WHAT YOU WILL DO
Look through the records below, and copy out every line that holds the string "pagination".

- Opening Delimiter -

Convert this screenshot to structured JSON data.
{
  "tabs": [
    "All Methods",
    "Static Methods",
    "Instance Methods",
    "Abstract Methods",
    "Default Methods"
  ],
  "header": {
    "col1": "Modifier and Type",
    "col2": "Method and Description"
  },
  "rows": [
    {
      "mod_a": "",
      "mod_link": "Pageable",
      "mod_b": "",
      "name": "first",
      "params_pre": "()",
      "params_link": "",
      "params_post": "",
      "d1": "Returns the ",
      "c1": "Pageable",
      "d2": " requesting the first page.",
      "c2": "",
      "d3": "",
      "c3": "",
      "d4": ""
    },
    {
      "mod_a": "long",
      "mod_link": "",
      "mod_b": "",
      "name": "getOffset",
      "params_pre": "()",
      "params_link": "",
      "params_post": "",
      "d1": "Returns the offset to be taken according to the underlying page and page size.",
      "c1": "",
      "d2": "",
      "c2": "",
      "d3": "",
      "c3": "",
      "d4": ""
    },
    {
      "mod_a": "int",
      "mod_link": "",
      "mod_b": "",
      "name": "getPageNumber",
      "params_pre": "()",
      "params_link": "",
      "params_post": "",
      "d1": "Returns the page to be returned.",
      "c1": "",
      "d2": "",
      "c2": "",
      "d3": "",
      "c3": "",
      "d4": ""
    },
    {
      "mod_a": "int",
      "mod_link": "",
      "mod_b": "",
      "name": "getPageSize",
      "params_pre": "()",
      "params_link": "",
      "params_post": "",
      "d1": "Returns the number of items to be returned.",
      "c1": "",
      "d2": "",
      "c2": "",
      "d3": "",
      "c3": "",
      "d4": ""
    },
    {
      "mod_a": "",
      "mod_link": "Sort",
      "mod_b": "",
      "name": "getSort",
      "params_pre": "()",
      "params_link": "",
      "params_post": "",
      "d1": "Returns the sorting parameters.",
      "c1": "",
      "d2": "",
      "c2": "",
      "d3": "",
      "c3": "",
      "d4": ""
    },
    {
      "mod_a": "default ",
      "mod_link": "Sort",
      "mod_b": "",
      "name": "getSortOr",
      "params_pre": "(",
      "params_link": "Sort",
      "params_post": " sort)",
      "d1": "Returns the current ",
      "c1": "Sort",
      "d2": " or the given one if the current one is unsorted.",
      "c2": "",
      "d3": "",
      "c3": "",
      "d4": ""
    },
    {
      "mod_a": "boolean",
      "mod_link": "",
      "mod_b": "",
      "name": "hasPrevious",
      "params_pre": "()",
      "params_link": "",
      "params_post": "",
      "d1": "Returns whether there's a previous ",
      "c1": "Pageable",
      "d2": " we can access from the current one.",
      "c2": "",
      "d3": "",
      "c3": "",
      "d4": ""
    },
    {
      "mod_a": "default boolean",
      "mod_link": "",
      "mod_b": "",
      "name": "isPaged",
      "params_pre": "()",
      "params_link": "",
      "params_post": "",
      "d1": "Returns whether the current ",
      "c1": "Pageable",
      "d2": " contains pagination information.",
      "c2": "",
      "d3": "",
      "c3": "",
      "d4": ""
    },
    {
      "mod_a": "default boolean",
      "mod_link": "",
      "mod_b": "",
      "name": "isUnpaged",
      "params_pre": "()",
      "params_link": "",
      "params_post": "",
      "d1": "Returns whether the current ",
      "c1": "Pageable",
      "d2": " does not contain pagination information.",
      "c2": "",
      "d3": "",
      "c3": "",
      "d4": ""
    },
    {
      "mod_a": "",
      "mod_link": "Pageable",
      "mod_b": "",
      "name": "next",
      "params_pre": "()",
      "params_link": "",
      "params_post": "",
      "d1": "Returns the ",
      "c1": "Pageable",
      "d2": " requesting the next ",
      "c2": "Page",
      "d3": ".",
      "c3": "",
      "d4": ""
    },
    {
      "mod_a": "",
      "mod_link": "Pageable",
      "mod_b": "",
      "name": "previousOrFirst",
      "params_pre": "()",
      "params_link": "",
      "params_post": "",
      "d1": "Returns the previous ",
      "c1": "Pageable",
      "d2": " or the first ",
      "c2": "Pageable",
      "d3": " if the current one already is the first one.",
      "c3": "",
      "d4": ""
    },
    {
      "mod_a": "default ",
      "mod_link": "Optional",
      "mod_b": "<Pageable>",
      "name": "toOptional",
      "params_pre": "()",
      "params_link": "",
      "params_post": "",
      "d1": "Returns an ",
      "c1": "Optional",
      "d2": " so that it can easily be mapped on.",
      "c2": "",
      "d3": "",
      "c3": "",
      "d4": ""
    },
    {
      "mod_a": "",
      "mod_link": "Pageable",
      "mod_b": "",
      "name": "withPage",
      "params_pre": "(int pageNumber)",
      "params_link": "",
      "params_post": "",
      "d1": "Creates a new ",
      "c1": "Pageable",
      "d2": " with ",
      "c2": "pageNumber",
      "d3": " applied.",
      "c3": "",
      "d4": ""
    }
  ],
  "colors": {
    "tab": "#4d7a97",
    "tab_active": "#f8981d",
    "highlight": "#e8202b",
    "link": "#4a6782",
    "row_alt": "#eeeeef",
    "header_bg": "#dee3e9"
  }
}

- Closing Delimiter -

RESPONSE AREA
      "d2": " contains pagination information.",
      "d2": " does not contain pagination information.",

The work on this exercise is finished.